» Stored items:
□ □ □ □ □

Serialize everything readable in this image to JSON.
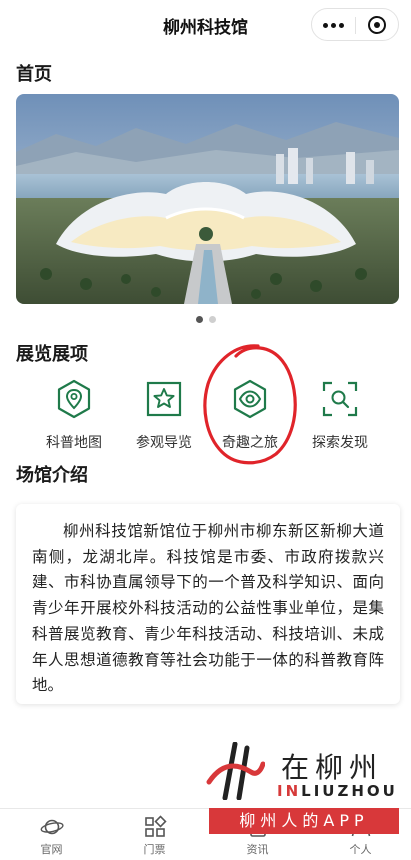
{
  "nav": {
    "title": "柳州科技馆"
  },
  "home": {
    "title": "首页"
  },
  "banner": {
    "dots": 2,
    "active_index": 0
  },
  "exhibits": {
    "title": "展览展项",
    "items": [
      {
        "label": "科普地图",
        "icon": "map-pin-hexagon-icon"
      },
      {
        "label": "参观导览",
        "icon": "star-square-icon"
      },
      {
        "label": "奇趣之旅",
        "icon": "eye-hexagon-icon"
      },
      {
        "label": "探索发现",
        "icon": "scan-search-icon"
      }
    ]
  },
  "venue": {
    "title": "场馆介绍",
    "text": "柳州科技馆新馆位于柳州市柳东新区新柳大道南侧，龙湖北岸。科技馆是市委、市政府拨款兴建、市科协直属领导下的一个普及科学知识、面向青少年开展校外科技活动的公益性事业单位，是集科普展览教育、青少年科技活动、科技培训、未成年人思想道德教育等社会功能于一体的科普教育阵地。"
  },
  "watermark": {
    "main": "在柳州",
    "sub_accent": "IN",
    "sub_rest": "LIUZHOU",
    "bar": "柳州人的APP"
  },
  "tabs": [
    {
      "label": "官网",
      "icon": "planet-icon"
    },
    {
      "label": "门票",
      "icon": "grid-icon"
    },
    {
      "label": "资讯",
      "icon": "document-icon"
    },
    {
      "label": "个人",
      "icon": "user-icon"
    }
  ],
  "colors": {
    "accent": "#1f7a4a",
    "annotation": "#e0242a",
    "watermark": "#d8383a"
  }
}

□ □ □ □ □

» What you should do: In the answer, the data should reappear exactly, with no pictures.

» Answer space:
Serialize everything readable in this image to JSON.
{
  "nav": {
    "title": "柳州科技馆"
  },
  "home": {
    "title": "首页"
  },
  "banner": {
    "dots": 2,
    "active_index": 0
  },
  "exhibits": {
    "title": "展览展项",
    "items": [
      {
        "label": "科普地图",
        "icon": "map-pin-hexagon-icon"
      },
      {
        "label": "参观导览",
        "icon": "star-square-icon"
      },
      {
        "label": "奇趣之旅",
        "icon": "eye-hexagon-icon"
      },
      {
        "label": "探索发现",
        "icon": "scan-search-icon"
      }
    ]
  },
  "venue": {
    "title": "场馆介绍",
    "text": "柳州科技馆新馆位于柳州市柳东新区新柳大道南侧，龙湖北岸。科技馆是市委、市政府拨款兴建、市科协直属领导下的一个普及科学知识、面向青少年开展校外科技活动的公益性事业单位，是集科普展览教育、青少年科技活动、科技培训、未成年人思想道德教育等社会功能于一体的科普教育阵地。"
  },
  "watermark": {
    "main": "在柳州",
    "sub_accent": "IN",
    "sub_rest": "LIUZHOU",
    "bar": "柳州人的APP"
  },
  "tabs": [
    {
      "label": "官网",
      "icon": "planet-icon"
    },
    {
      "label": "门票",
      "icon": "grid-icon"
    },
    {
      "label": "资讯",
      "icon": "document-icon"
    },
    {
      "label": "个人",
      "icon": "user-icon"
    }
  ],
  "colors": {
    "accent": "#1f7a4a",
    "annotation": "#e0242a",
    "watermark": "#d8383a"
  }
}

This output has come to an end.